The incubation period post-tick bite is 1-6 weeks but may be as long as 9 weeks in transfusion-related infection. Infections are asymptomatic or mild in most immunocompetent individuals. Most symptomatic infections are mild and self-limiting and present as a nonspecific viral-like illness characterized by gradual onset of fatigue, malaise, and fever and one or several of the following symptoms: chills, sweats, headache, myalgia, arthralgia, anorexia, cough, and nausea. There are few findings on physical exam except for fever and occasionally mild splenomegaly, hepatomegaly, or both. With the exception of petechiae and ecchymoses in severe infection, other skin manifestations are not observed.

Complications of more severe infection include acute respiratory failure, disseminated intravascular coagulation, congestive heart failure, lethargy, coma, and renal failure. Mortality rates of 6% to 9% have been reported in patients with severe infection. Most of these cases were in patients older than 50 and with significant comorbidities. Relapse of hemolytic anemia and symptoms is uncommon in treated and otherwise healthy patients, even though parasitemia may persist for over 1 year. Relapsing or persistent disease despite treatment may occur in immunosuppressed individuals.

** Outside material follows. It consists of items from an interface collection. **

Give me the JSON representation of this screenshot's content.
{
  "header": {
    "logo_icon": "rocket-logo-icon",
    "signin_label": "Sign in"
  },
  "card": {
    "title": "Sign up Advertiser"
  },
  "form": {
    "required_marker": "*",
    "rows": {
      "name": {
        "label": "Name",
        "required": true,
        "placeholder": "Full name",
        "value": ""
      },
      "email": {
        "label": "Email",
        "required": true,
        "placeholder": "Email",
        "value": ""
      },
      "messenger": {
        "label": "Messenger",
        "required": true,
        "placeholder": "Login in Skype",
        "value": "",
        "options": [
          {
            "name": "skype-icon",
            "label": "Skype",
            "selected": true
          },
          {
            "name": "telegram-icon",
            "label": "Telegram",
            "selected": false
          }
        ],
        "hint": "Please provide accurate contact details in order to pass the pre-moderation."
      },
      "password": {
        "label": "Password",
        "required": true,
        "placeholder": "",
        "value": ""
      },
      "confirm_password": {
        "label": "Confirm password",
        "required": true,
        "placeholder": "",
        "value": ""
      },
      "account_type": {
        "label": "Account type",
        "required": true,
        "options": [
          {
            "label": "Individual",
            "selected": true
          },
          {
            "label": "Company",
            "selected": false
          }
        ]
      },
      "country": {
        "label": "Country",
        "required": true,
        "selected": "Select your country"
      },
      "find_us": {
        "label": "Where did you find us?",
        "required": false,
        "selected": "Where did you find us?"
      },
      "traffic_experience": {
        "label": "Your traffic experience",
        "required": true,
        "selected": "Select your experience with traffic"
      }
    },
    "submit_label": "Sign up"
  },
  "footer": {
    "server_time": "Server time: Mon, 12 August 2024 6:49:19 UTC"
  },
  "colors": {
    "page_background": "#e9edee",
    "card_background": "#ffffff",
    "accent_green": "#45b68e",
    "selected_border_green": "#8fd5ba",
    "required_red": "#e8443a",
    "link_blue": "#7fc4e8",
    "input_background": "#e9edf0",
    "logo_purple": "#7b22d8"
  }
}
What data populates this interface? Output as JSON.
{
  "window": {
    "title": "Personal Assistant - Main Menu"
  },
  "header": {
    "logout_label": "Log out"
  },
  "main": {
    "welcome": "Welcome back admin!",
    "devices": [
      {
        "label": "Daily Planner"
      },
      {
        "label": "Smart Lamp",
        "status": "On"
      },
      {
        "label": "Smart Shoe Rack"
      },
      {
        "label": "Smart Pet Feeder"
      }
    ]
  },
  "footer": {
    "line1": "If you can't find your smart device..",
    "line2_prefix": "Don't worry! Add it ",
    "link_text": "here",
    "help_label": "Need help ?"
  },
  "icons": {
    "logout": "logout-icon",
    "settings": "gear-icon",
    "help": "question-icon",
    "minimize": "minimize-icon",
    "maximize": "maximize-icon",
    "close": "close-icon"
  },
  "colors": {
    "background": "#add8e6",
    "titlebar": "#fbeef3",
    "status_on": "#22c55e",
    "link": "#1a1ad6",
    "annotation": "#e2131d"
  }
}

Codes

ICD10CM:
B60.0 – Babesiosis

SNOMEDCT:
21061004 – Babesiosis

Look For

Subscription Required

Diagnostic Pearls

Subscription Required

Differential Diagnosis & Pitfalls

Other Tick-Borne Illnesses:
  • Human ehrlichiosis and anaplasmosis – No evidence of hemolysis; Giemsa- or Wright-stained peripheral blood smear may show intracytoplasmic morulae in polymorphonucleocytes or monocytes.
  • Rocky Mountain spotted fever – Look for the rash, which starts peripherally, can involve palms and soles, and may become petechial in nature. Hemolysis is unlikely to occur.
  • Lyme disease – Look for the presence of the typical rash, erythema chronicum migrans; no hemolysis.
  • Borrelia miyamotoi infection – Relapsing viral-like febrile illness can occur. Meningitis has been noted in immunocompromised patients. Occurs in areas endemic for Lyme disease in the United States; other cases have been noted in Japan and Russia. No hemolysis.
  • Tularemia – Look for a painful maculopapular lesion at the entry site that progresses to an ulcer and associated regional tender lymphadenopathy. The "typhoidal" form of tularemia presents without skin or lymph node involvement; no evidence of hemolysis.
Non Vector-Borne Illnesses:
  • Infectious mononucleosis – Look for atypical lymphocytosis, prominent sore throat, and lymphadenopathy.
  • Falciparum malaria – Travel / exposure history is important to determine whether the patient is at risk for malaria, babesiosis, or both. Careful examination of blood smears is essential. Tetrad forms are not seen with malaria. Babesia ring forms do not display hemozoin (brown pigment deposits) seen in older ring stages of Plasmodium falciparum.

Best Tests

Subscription Required

Management Pearls

Subscription Required

Therapy

Subscription Required

References

Subscription Required

Last Updated: 03/17/2017
Copyright © 2018 VisualDx®. All rights reserved.
Babesiosis
Captions OFF Print 5 Images
View all Images (5)
(with subscription)
Babesiosis : Chills, Fatigue, Fever, Headache, Nausea, Tick bite, Anorexia, Diaphoresis, Anemia, Myalgia
Lab image of Babesiosis
Blood smear showing various intraerythrocytic forms of babesia.
Copyright © 2018 VisualDx®. All rights reserved.